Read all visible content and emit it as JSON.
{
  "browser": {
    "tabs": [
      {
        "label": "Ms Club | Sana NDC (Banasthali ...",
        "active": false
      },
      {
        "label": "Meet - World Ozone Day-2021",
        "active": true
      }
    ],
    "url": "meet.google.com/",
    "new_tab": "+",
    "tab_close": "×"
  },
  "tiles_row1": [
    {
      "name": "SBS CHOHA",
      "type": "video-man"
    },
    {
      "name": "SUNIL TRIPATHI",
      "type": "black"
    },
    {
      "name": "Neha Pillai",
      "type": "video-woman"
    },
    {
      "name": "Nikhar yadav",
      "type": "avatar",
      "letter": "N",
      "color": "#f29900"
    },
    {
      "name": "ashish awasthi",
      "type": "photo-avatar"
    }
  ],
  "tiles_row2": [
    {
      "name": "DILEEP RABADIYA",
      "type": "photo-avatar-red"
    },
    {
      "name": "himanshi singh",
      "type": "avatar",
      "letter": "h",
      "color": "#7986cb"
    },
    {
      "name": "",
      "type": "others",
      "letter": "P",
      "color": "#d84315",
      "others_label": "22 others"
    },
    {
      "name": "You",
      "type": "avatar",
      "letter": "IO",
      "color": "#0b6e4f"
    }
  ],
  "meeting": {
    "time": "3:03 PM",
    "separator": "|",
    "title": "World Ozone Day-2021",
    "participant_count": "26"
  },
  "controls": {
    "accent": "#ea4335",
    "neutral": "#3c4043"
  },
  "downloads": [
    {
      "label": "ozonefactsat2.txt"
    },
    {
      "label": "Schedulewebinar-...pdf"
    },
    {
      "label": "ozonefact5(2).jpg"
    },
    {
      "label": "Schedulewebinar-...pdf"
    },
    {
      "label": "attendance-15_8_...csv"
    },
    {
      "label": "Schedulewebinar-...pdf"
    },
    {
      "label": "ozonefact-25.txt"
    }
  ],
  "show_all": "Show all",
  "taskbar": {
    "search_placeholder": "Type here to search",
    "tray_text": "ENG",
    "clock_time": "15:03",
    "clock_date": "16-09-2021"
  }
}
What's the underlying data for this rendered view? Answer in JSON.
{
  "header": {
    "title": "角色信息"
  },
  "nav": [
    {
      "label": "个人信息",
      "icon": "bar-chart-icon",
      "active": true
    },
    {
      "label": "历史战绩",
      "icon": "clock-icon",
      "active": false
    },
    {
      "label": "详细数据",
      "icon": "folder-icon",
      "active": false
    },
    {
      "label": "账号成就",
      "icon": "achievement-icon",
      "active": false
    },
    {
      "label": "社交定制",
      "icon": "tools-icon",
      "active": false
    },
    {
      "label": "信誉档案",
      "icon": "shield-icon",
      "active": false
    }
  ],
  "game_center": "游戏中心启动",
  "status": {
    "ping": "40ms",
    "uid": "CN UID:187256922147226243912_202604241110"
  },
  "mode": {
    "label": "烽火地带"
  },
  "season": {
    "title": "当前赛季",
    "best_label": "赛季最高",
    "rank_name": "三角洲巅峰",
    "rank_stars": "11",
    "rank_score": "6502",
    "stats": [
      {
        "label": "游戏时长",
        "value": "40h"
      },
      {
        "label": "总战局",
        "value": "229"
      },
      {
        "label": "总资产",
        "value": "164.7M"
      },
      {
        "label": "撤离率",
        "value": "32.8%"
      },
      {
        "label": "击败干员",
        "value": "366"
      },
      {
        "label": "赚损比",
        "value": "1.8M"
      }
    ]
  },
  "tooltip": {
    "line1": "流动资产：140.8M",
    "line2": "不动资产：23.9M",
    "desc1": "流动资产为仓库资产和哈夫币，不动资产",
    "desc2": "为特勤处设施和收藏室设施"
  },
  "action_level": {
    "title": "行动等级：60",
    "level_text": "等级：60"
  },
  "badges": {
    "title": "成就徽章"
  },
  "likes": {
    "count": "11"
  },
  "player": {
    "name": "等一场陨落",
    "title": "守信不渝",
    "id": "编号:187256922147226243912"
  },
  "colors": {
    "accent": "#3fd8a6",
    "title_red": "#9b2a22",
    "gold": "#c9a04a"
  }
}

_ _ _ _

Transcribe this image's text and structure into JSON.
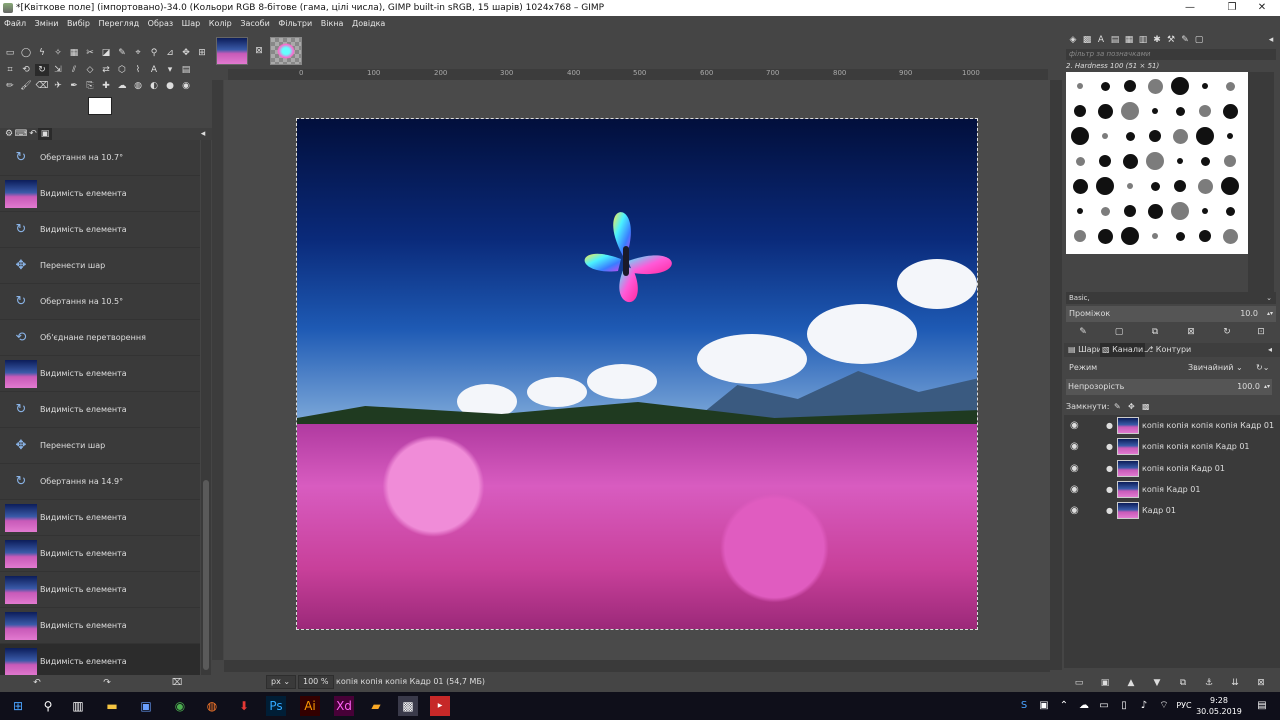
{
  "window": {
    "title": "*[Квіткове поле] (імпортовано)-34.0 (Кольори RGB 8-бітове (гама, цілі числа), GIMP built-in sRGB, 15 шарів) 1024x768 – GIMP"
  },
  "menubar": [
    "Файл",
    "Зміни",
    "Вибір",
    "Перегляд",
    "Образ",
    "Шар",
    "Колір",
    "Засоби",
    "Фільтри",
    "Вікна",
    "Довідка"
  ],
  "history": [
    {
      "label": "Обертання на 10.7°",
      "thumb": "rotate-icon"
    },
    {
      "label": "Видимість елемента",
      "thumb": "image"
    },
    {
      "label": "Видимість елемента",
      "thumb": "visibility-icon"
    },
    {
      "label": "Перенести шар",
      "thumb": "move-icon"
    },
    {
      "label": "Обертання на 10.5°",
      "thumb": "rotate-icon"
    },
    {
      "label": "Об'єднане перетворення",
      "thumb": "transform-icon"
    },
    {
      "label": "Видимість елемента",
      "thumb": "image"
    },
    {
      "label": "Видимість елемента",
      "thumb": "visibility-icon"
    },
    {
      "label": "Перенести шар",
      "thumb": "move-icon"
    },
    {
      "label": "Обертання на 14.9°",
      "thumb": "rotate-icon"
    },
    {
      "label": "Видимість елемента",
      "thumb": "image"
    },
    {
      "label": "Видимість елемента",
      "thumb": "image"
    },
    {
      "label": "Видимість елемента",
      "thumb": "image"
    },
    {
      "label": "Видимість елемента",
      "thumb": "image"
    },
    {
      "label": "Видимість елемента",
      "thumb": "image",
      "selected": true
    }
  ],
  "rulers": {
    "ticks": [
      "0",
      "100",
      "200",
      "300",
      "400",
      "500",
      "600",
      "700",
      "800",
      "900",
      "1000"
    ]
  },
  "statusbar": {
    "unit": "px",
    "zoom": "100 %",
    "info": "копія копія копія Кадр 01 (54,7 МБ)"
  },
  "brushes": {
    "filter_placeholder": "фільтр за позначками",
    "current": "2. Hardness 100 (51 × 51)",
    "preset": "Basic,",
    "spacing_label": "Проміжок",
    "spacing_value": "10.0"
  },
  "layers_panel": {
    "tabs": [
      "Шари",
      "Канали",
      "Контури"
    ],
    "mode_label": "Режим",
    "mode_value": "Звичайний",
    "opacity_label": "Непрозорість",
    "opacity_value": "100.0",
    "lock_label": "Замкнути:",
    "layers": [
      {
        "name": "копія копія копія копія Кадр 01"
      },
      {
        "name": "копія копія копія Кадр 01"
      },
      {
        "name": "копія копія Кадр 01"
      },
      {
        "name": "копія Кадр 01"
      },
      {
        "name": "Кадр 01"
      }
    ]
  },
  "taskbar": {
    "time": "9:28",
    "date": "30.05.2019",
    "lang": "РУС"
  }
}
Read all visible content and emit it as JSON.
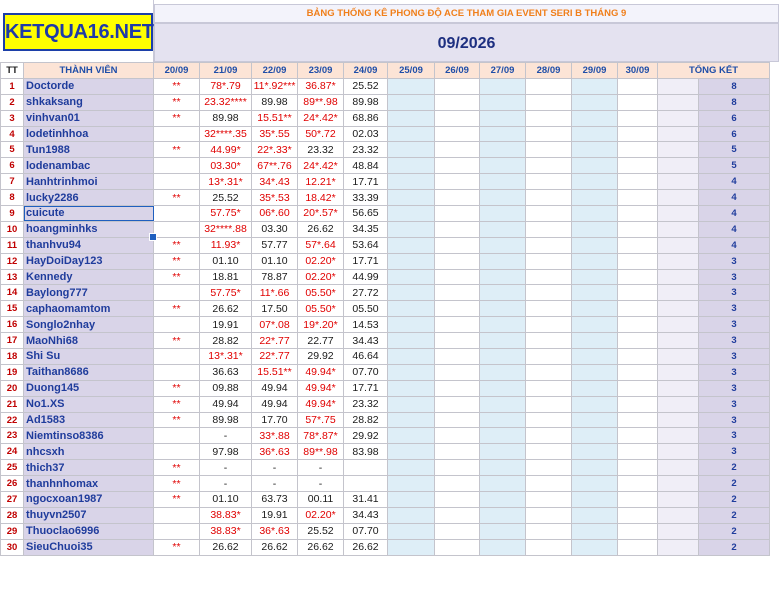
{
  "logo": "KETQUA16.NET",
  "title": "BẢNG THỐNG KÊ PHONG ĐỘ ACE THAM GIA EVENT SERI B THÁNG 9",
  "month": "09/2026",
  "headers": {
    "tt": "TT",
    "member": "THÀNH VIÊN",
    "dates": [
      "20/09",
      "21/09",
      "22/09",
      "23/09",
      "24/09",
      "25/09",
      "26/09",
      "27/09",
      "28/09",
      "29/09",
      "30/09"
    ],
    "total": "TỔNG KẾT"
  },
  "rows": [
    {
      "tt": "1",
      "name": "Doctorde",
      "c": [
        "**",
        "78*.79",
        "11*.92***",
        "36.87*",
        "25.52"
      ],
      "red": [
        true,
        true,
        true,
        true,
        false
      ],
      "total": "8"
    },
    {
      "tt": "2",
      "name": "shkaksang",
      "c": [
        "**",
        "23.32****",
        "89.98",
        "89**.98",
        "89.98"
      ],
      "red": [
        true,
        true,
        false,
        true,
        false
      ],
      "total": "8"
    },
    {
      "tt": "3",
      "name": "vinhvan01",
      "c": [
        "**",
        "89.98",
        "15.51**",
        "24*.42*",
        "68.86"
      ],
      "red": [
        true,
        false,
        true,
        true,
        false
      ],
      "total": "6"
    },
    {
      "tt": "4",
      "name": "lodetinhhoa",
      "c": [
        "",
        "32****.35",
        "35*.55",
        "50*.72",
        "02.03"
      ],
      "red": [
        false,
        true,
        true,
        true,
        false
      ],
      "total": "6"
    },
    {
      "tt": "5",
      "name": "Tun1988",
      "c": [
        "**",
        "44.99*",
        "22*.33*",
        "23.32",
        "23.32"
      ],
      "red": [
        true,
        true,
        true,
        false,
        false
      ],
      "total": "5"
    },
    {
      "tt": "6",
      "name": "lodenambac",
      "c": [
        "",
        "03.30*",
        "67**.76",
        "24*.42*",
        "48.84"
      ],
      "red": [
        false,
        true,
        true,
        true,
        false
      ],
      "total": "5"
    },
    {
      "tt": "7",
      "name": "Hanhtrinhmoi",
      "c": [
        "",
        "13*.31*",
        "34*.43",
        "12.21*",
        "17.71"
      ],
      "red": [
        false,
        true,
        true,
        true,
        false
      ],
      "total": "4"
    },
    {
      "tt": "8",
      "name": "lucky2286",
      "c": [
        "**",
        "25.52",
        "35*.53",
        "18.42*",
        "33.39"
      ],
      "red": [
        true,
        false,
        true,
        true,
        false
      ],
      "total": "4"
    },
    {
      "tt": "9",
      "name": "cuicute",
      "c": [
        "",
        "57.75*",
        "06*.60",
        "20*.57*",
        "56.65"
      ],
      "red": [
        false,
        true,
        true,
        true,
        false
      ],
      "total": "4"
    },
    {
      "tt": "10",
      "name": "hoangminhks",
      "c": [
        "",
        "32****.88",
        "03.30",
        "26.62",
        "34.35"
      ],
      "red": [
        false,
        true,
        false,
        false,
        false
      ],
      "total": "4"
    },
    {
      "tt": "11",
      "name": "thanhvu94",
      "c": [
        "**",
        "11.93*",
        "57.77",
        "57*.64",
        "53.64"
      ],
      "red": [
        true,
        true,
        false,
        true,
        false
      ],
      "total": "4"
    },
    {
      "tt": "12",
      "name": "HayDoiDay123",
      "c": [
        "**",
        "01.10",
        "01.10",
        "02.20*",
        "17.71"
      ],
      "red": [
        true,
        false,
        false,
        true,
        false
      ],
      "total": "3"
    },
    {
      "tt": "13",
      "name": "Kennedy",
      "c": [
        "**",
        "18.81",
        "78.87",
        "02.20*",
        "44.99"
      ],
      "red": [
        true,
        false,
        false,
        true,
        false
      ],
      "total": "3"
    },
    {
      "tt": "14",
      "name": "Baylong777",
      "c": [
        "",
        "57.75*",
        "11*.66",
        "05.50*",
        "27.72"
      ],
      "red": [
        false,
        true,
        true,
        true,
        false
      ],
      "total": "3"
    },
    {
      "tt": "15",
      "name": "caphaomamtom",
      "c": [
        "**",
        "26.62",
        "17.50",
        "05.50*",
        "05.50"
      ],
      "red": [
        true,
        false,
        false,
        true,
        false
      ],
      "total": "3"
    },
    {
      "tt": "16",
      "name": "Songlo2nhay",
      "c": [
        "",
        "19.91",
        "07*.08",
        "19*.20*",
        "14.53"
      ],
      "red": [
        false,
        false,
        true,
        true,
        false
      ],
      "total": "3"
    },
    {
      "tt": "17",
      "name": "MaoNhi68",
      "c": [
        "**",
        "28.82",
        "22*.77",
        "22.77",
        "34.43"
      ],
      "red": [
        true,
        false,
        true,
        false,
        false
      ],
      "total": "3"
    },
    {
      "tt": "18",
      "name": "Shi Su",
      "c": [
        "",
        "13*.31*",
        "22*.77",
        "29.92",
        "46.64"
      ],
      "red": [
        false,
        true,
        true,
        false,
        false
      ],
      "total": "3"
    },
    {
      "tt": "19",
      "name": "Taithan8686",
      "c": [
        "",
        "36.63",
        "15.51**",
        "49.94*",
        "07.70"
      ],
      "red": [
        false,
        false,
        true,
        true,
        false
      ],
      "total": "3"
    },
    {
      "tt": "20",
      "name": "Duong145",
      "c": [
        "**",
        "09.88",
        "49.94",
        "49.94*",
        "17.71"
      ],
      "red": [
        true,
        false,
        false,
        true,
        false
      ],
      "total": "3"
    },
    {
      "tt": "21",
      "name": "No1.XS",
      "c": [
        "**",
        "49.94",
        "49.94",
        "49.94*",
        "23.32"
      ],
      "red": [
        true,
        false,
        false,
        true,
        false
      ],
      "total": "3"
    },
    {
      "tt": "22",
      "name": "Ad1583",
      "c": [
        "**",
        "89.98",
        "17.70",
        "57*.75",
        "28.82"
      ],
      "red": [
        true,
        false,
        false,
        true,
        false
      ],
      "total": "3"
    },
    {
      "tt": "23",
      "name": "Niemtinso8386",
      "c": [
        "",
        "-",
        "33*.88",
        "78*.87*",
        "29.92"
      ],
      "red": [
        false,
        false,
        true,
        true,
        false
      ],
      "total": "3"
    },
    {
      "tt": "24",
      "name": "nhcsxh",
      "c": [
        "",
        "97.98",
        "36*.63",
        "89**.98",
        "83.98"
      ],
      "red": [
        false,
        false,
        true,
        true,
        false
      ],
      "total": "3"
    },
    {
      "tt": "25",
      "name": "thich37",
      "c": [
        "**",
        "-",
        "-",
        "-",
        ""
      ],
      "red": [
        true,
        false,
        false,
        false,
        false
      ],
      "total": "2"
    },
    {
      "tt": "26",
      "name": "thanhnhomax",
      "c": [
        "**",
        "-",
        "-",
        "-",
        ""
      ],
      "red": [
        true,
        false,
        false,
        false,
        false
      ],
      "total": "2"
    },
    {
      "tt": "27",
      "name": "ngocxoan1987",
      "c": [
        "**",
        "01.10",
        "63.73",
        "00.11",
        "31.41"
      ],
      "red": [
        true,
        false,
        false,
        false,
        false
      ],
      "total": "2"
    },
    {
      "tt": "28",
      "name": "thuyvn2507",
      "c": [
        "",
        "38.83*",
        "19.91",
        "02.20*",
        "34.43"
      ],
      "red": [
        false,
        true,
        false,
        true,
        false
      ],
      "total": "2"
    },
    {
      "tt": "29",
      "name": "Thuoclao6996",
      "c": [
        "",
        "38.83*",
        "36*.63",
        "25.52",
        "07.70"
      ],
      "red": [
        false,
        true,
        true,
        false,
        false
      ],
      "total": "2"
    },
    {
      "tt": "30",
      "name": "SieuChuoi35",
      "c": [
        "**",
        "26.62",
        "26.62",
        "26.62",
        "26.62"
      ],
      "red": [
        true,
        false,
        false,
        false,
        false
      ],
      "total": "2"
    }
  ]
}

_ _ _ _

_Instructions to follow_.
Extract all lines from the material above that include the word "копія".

_Response to this exercise_.
    "info": "копія копія копія Кадр 01 (54,7 МБ)"
        "name": "копія копія копія копія Кадр 01"
        "name": "копія копія копія Кадр 01"
        "name": "копія копія Кадр 01"
        "name": "копія Кадр 01"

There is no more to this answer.